"It's a big stretch, no question, but it's well within our reach. If you follow the maths you realise that every decade the largest area that we've been effective at eradicating rats has gone up by a factor of 10. If this carries on, and there's no reason why it shouldn't, then we should be doing 1 million hectares in the next decade somewhere in the world and then 10 million in the 2030s."
Kevin points to the example of the moon landing. In 1961, when JFK declared the USA had to send a man to the moon, the best the NASA had done was sent an astronaut into space for 15 minutes. Eight years later, it sent men to the moon and back. However, the rocket technology was fundamentally unchanged.
Kevin says the same thing generally applies to Predator Free. The fundamental tool — rat bait (brodifacoum) — has remained unchanged for nearly 60 years, but it's gone from hand-placed baits to helicopter delivery using buckets and GPS for precise placement.
"A lot of what we can do to go predator free is about perfecting it ... at this point in time we don't have to have a revolution in technology to make it work."
Kevin says what will be needed for successful mainland eradication will be ways of getting that very last pest, and that's the challenge scientists are working on, perhaps by using pheromones to attract them, or some other method that doesn't involve food.
The idea of making New Zealand totally predator free had been thrown around for years, but it wasn't until 2012 that Forest and Bird brought a range of experts and scientists together to discuss whether it was realistic.
When each rat, stoat or possum expert agreed that yes, given unlimited resources and public acceptance, that it would be possible, the idea of Predator Free New Zealand 2050 was born.
"At that point, we realised that we weren't wasting our time," Kevin says. "What was really neat about that was the moment the possum expert said yes as well, there was an 'oh my God moment' and we realised suddenly that this theoretical idea was possible."
That meant a shift from thinking about controlling pests, by simply trying to keep the numbers down, to completely eradicating them all together.
It's an idea that people across the country are embracing, with thousands of members of community groups already spending their weekends doing pest control in local forests or catching pests in traps in their backyards and urban areas and public conversations occurring about responsible cat ownership.

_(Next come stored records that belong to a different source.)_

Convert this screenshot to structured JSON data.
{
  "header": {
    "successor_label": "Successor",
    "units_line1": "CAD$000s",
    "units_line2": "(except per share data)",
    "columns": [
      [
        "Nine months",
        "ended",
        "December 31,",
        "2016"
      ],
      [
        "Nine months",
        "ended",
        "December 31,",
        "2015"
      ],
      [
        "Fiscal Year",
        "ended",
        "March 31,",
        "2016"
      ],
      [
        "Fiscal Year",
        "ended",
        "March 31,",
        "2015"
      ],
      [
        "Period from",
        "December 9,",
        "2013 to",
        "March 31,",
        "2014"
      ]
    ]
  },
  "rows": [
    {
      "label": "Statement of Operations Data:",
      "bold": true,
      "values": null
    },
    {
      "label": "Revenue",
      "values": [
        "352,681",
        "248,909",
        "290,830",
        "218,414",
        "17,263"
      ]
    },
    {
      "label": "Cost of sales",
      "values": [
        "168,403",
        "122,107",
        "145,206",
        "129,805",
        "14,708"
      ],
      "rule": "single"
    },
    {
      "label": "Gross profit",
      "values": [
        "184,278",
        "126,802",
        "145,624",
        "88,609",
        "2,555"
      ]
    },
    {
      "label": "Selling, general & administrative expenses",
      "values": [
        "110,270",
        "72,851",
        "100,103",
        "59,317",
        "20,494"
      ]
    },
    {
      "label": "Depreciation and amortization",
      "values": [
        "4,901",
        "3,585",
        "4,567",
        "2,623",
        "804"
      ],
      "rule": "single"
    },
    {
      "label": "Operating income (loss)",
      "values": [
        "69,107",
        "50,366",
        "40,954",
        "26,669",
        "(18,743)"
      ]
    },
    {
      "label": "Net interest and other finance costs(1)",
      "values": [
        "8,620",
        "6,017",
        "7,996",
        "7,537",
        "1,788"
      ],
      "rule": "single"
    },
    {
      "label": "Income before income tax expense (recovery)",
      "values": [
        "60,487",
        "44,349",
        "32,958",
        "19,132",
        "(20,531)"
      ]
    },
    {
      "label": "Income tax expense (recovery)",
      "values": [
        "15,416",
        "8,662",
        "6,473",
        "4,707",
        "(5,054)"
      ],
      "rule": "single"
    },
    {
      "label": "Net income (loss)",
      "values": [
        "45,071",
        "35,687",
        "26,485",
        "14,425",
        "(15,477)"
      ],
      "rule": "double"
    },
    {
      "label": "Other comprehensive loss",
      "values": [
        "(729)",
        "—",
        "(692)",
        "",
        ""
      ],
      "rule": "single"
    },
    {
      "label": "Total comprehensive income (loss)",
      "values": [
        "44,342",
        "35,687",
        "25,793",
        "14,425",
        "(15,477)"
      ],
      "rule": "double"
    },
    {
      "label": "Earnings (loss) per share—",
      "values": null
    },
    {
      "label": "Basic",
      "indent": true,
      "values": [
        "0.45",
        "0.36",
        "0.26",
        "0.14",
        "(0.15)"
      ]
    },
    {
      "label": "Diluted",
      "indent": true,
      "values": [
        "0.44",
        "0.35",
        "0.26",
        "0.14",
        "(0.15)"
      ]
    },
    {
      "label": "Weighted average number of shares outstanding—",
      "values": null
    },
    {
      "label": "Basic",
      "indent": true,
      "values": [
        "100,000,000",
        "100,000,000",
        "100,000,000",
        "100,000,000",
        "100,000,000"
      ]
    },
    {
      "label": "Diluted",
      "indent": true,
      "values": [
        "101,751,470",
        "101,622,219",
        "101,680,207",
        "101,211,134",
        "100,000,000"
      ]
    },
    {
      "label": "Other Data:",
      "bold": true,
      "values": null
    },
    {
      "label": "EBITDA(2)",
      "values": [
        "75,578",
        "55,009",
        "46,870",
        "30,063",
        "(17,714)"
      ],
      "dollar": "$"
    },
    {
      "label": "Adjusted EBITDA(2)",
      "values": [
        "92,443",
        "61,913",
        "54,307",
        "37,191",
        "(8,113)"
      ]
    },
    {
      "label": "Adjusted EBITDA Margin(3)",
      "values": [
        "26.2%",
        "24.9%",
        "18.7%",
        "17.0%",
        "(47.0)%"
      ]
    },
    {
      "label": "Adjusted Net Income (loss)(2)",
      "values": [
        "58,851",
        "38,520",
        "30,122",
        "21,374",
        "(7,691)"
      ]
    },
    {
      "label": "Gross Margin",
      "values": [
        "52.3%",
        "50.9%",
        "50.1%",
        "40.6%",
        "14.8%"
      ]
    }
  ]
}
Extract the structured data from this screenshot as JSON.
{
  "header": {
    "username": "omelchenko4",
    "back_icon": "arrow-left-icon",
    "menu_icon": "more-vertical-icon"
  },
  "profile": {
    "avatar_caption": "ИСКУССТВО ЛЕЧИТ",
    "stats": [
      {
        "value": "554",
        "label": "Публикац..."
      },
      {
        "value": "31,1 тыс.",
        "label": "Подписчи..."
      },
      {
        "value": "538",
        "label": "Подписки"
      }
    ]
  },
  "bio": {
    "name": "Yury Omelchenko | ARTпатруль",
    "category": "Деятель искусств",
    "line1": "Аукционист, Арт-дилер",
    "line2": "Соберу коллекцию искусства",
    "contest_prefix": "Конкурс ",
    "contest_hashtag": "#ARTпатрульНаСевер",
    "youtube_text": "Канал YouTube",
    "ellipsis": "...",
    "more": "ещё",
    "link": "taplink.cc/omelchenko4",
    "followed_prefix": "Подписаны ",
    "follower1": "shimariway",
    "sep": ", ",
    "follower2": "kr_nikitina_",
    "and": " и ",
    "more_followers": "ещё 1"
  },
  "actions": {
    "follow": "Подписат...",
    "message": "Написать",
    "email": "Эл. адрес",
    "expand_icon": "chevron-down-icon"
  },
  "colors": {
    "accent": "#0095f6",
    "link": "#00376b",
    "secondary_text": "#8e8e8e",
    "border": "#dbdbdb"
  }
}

Kevin says while some people are opposed to using poison to control pests, New Zealand's environment is unique, and we have a responsibility to protect it.
"Clearly using things like toxins, we have to use them really carefully, ethically, humanely and minimise environmental damage at all times, but it we can eradicate these species, that's a New Zealand free of toxins, we'll never have to do it again, but while we are in the [pest] management scenario it's going to go on forever. So we have the ability to end this problem and surely that's a great place to get to."
Kevin says while the bulk of the money for Predator Free New Zealand 2050 will need to come from central government, there are massive economic benefits to the country to becoming pest free.